Franz and Virginia Bader—they were an unexpected but perfect match. He, outgoing, intuitive, a dumpling of a man past middle age; she, perhaps not shy but not outgoing either, tall and willowy, and not yet in her middle years. But they were matched in intellectual curiosity, in social conscience, and in some odd way, they were perfectly complementary.
Let’s talk first about Franz
Franz saw beauty in the rust on an old piece of iron. He saw it in ice frozen on his windowpane, in fallen leaves washed along a gutter, for he was, among many things, a photographer with a natural eye.
Franz also saw beauty in the imagination of a forty-year-old painter, or perhaps a sculptor, someone waiting for the encouragement, like a camera’s lens, to bring it forth. All this is why Franz was, above all, an art dealer, one who brought the artist to the patron.
Franz, the man, was, in an odd way, beautiful: homely as flaking paint on an old, upturned rowboat, fat, short, but beautiful, with his egg-bald head gestating above a tangled nest of white hair anchored by his rabbinical beard, that concealed his necktie-or the lack of it. I was never quite sure.
Franz was born in Vienna in 1903, when that wonderful city was the center of the Austro-Hungarian Empire and one of the best places in the world to be. The First World War had not yet led to the breakup of the empire into small countries that would include a separate, and greatly troubled, twentieth-century Austria.
For more than a century the empire was hospitable to Jews, and the Emperor knighted Franz’s great-uncle for his work on the Suez Canal. Franz’s father had a large flour enterprise, and it was expected that, in time, Franz would join him in the business. But Franz’s grandfather recognized something else in the young man, and gave him for his bar mitzvah fifty volumes of the classics of literature. This changed his life. In his old age Franz said to me, “I could not see why I should spend my life making bread more expensive for people.”
So it was that Franz studied and apprenticed and became a bookseller in Vienna. But books were not his only interest, for his mother was a painter, and he went each Sunday to see the great art museums with which Vienna was, and is, so richly endowed. Later, he would marry an artist, as well.
In the mid-thirties, Franz became proprietor of the oldest bookstore in Vienna, the Wallishausser’sche Buchhandlung, established in 1789. It specialized in books on the arts and theater, and published books, as well. But Franz was not to have the store for very long. Hitler and his Nazi troops occupied Austria in March of 1938, and Franz, like many Jews, was forced to give up his business.

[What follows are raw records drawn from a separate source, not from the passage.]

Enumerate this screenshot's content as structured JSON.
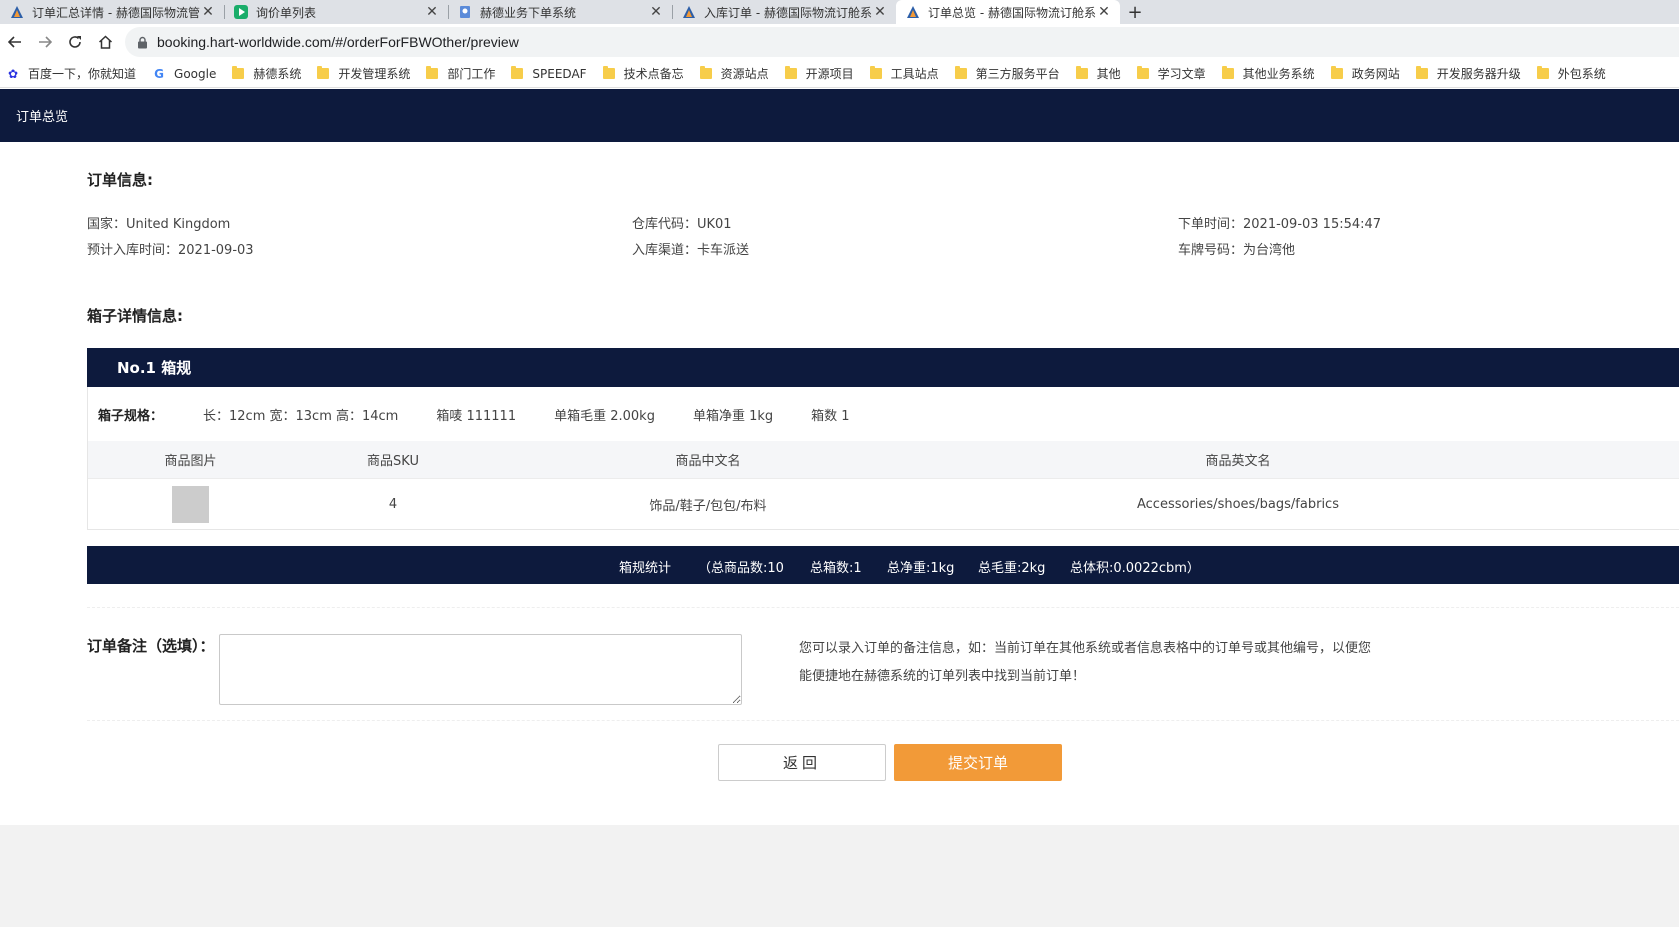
{
  "browser": {
    "tabs": [
      {
        "title": "订单汇总详情 - 赫德国际物流管理",
        "icon": "hart-logo-icon"
      },
      {
        "title": "询价单列表",
        "icon": "green-play-icon"
      },
      {
        "title": "赫德业务下单系统",
        "icon": "document-icon"
      },
      {
        "title": "入库订单 - 赫德国际物流订舱系统",
        "icon": "hart-logo-icon"
      },
      {
        "title": "订单总览 - 赫德国际物流订舱系统",
        "icon": "hart-logo-icon"
      }
    ],
    "url": "booking.hart-worldwide.com/#/orderForFBWOther/preview",
    "bookmarks": [
      "百度一下，你就知道",
      "Google",
      "赫德系统",
      "开发管理系统",
      "部门工作",
      "SPEEDAF",
      "技术点备忘",
      "资源站点",
      "开源项目",
      "工具站点",
      "第三方服务平台",
      "其他",
      "学习文章",
      "其他业务系统",
      "政务网站",
      "开发服务器升级",
      "外包系统"
    ]
  },
  "app": {
    "header_title": "订单总览"
  },
  "order_info": {
    "title": "订单信息:",
    "country": "国家：United Kingdom",
    "warehouse_code": "仓库代码：UK01",
    "order_time": "下单时间：2021-09-03 15:54:47",
    "expected_date": "预计入库时间：2021-09-03",
    "channel": "入库渠道：卡车派送",
    "plate": "车牌号码：为台湾他"
  },
  "box_info": {
    "title": "箱子详情信息:",
    "box_title": "No.1 箱规",
    "spec_label": "箱子规格：",
    "dimensions": "长：12cm 宽：13cm 高：14cm",
    "mark": "箱唛 111111",
    "gross_weight": "单箱毛重 2.00kg",
    "net_weight": "单箱净重 1kg",
    "count": "箱数 1",
    "columns": [
      "商品图片",
      "商品SKU",
      "商品中文名",
      "商品英文名"
    ],
    "rows": [
      {
        "sku": "4",
        "name_cn": "饰品/鞋子/包包/布料",
        "name_en": "Accessories/shoes/bags/fabrics"
      }
    ]
  },
  "summary": {
    "label": "箱规统计",
    "total_items": "（总商品数:10",
    "total_boxes": "总箱数:1",
    "total_net": "总净重:1kg",
    "total_gross": "总毛重:2kg",
    "total_volume": "总体积:0.0022cbm）"
  },
  "remark": {
    "label": "订单备注（选填）：",
    "value": "",
    "tip_line1": "您可以录入订单的备注信息，如：当前订单在其他系统或者信息表格中的订单号或其他编号，以便您",
    "tip_line2": "能便捷地在赫德系统的订单列表中找到当前订单！"
  },
  "actions": {
    "back": "返回",
    "submit": "提交订单"
  },
  "colors": {
    "navy": "#0d1a3d",
    "accent": "#f29a38"
  }
}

Franz readily understood that there was no future for him in Austria, so he and his wife Antonia, known as Tony, applied to immigrate to America. It seemed hopeless. Many of Vienna’s 220,000 Jews were trying to do the same thing, and many were ahead of the Baders. Even the replies to his requests for sponsorship were discouraging. One New York man wrote, “I have sent your letter to my cousin in Australia, as they do not already have too many German Jews there.” Franz was jailed for a time, as were many of his friends, but then he was set free, he didn’t know why.
However, one of Franz’s customers was an American, a friend of the noted Scottish biographer, Edwin Muir, and Muir knew someone in the American Booksellers’ Association who knew James Whyte, who had an interest in modern art and was about to open a bookstore in Washington. So it was that Franz got the necessary sponsorship, although he and Tony still lacked their immigration quota numbers.
Franz and Tony had gone often to see the American Consul. He could give them little hope of getting two of the few immigration quota numbers. Quotas were established for the demands of normal times, and made no allowance for saving a whole people. Now the waiting list for America was filled with the names of Austrians seeking refuge.